With the Road Rocket we went ahead and indulged by designing our dream road frame. We have used our favorite tubing (Columbus MAX chain stays and down tube, Spirit seat tube and head tube and a skinny Spirit Keirin top tube & seat stays) to deliver performance in all the right places. The Spirit tubing is known as the lightest tubing in the Columbus range. The MAX tubing used is famed for its stiffness when you put the power down. The down tube has an oval shape which hugs the head tube vertically and hugs the bottom bracket horizontally, matched with colossal chain stays, the result is a speed machine with minimal bb and head tube flex.
The Road Rocket is a credible contender against titanium and carbon frames with all the comfort and durability steel brings.
Tell us what the bike is for, and who it's aimed at. What do the manufacturers say about it? How does that compare to your own feelings about the bike?
Tokyo Fixed was born in Tokyo and bred in London. The hearts of our bikes are in our London store where we do what we love; build custom bikes. We have used our extensive experience from dealing with the finest cycle brands to produce a range of beautifully crafted and classically inspired steel frames.
Tell us about the build quality and finish of the frame and fork?
The three Columbus tubesets are elegantly combined with smooth and neat welds and finished with a smart paint job.
Tell us about the materials used in the frame and fork?
The Road Rocket uses Columbus Spirit, Keirin and MAX tubesets.
Tell us about the geometry of the frame and fork?
Geometry is a touch steeper than the norm for faster handling, with a 73.5 degree head tube and 74 degree seat tube.
How was the bike in terms of height and reach? How did it compare to other bikes of the same stated size?
The Road Rocket measured up well with the 56cm offering a good fit. Five sizes are offered from 51 to 59cm.
Was the bike comfortable to ride? Tell us how you felt about the ride quality.
Steel offers a unique ride feel and this was apparent in the Road Rocket.
Did the bike feel stiff in the right places? Did any part of the bike feel too stiff or too flexible?
The MAX downtube and chainstays give the frame just enough stiffness to not take away from the comfort of the bike and made it fun and fast to ride.
How did the bike transfer power? Did it feel efficient?
For a steel bike yes.
Was there any toe-clip overlap with the front wheel? If so, was it a problem?
How would you describe the steering? Was it lively, neutral or unresponsive? The steering was a touch on the fast side
Tell us some more about the handling. How did the bike feel overall? Did it do particular things well or badly?
The handling was generally very good, but I found the steering a touch on the fast side and it does take some getting used to.
Which components had the most effect (good or bad) on the bike's comfort? would you recommend any changes?
I was impressed with all of the components, especially the fine Strada wheels - a real highlight.
Which components had the most effect (good or bad) on the bike's stiffness? would you recommend any changes?
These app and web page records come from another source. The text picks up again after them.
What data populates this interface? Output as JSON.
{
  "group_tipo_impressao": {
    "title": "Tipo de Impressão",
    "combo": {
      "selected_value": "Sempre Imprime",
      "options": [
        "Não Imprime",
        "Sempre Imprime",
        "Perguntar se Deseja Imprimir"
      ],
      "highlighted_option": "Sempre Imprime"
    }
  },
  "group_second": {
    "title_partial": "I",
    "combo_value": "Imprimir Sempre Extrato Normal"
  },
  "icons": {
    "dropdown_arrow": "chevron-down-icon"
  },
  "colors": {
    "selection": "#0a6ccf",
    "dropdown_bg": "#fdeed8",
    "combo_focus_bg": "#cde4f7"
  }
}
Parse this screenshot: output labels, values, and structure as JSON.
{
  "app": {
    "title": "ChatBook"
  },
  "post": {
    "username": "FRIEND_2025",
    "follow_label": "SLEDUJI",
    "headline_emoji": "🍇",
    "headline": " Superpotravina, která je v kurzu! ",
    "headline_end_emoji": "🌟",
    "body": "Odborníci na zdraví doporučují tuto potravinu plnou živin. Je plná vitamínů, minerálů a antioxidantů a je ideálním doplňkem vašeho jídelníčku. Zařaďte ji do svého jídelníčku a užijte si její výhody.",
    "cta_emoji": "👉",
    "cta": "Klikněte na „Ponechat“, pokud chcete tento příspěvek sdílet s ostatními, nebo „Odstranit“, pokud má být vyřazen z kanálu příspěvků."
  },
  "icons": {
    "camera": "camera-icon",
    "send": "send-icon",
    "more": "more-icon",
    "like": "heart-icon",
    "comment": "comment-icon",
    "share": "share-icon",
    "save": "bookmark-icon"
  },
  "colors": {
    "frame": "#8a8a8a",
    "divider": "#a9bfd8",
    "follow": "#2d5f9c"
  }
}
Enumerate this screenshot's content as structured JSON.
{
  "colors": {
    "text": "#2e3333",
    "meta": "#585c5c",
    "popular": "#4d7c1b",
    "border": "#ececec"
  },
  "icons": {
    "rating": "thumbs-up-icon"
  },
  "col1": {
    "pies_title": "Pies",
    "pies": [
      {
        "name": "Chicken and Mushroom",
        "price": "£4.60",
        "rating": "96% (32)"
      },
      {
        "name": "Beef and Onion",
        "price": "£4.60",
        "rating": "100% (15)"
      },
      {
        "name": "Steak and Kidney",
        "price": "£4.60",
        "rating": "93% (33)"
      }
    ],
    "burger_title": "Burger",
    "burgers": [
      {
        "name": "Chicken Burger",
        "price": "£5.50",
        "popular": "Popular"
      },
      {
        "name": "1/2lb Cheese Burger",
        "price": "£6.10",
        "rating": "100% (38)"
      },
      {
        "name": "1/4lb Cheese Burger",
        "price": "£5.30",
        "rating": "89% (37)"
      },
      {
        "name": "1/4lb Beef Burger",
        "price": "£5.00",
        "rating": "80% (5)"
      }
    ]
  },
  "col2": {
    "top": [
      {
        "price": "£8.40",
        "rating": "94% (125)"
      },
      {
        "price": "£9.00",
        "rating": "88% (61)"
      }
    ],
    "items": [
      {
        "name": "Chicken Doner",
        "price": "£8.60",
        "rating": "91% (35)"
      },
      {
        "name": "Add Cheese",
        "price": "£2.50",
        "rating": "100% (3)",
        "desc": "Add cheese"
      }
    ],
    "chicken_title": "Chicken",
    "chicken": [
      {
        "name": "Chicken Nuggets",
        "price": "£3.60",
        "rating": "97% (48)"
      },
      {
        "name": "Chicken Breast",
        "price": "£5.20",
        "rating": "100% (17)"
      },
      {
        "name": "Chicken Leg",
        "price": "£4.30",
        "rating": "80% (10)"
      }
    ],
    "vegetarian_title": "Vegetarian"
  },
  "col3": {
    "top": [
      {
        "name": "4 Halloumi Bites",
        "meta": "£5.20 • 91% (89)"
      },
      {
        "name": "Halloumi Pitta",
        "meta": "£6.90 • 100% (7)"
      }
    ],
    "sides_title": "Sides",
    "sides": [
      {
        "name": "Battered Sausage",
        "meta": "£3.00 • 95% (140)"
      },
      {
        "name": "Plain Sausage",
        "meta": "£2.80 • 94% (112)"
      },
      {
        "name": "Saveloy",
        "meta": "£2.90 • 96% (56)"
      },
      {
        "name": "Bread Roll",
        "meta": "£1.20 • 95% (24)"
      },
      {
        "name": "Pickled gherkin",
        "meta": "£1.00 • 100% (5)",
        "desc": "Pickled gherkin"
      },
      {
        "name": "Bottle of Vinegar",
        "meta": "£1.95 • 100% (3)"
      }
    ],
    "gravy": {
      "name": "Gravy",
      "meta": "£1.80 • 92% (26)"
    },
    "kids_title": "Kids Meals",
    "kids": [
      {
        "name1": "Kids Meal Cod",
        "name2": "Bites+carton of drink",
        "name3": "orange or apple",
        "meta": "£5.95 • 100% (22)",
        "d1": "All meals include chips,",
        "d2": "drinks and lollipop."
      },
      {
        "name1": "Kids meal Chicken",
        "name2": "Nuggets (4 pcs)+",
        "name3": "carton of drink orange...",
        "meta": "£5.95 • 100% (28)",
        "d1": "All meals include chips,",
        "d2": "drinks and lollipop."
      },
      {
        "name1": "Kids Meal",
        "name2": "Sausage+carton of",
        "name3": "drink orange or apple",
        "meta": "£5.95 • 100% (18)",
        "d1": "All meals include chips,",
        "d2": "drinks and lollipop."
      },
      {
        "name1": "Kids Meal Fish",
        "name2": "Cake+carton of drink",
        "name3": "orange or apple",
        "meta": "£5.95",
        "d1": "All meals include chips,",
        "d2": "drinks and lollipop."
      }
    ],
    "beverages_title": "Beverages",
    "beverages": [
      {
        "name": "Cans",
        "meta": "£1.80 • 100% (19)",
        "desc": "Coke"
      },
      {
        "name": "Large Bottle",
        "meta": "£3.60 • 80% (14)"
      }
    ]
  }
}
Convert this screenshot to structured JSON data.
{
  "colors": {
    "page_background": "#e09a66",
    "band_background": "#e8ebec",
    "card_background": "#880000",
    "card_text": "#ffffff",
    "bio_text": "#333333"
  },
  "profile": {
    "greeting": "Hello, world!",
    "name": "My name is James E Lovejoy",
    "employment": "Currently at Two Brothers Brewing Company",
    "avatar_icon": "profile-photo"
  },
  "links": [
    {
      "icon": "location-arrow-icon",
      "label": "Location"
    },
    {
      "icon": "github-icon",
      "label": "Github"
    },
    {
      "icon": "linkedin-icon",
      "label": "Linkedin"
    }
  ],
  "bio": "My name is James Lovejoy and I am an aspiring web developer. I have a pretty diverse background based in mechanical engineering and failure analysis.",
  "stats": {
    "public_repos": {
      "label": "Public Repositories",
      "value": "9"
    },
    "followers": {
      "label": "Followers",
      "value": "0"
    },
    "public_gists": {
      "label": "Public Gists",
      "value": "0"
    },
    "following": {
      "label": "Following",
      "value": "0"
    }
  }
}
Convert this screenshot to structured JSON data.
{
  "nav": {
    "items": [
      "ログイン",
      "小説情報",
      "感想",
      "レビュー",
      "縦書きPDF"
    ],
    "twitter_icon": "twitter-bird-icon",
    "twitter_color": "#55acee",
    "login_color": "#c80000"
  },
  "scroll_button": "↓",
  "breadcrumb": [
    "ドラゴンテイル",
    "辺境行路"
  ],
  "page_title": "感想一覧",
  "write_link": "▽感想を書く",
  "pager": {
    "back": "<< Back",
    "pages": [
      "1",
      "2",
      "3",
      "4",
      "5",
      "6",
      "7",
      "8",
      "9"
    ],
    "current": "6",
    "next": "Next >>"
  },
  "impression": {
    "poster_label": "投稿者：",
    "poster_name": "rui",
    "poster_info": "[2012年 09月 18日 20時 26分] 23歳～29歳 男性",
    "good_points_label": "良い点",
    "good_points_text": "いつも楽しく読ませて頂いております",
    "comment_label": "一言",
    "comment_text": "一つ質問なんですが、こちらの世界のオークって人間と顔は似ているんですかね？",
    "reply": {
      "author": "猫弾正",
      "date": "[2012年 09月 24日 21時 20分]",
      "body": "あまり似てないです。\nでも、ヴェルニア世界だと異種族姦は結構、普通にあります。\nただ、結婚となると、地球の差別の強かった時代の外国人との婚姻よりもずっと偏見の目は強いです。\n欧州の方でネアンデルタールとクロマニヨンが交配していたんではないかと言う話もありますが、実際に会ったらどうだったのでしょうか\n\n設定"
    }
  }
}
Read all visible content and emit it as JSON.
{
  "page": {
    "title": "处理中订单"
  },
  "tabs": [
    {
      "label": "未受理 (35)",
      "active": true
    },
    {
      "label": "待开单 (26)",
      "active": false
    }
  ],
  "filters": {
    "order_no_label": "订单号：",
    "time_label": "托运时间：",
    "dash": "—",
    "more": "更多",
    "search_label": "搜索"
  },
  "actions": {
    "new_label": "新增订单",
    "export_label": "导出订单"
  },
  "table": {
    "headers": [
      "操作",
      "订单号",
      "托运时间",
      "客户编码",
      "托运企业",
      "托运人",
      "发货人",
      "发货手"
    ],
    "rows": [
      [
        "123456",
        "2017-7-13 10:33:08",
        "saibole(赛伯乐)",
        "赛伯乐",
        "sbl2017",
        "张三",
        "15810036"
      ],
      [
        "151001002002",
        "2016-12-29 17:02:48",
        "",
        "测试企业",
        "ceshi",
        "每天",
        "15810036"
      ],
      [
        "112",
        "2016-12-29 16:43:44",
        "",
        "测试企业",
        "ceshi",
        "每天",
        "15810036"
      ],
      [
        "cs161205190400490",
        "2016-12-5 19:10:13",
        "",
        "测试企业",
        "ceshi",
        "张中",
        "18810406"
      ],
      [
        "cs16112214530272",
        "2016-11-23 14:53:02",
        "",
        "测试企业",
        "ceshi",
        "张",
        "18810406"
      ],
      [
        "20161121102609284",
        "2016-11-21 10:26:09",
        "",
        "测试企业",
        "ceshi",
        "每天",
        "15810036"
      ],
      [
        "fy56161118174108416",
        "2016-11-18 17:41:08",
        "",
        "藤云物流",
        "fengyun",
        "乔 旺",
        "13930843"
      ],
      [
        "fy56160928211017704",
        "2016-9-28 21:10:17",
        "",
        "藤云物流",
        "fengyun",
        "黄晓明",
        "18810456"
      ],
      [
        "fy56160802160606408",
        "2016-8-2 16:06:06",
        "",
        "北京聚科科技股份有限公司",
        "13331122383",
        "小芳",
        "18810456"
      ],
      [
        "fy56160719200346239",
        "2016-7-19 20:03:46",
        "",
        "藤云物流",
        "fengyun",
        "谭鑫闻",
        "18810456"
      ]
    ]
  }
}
I had to change for a longer stem, and I would have preferred a narrower handlebar.
Which components had the most effect (good or bad) on the bike's efficiency? would you recommend any changes?
Did you enjoy riding the bike? Yes.
Would you consider buying the bike? Possibly.
Would you recommend the bike to a friend? Perhaps.
Age: 31 Height: 180 Weight: 67
I usually ride: My best bike is:
I've been riding for: 10-20 years I ride: Every day I would class myself as: Expert
I regularly do the following types of riding: road racing, time trialling, cyclo cross, commuting, touring, mtb,
David has worked on the road.cc tech team since July 2012. Previously he was editor of Bikemagic.com and before that staff writer at RCUK. He's a seasoned cyclist of all disciplines, from road to mountain biking, touring to cyclo-cross, he only wishes he had time to ride them all. He's mildly competitive, though he'll never admit it, and is a frequent road racer but is too lazy to do really well. He currently resides in the Cotswolds.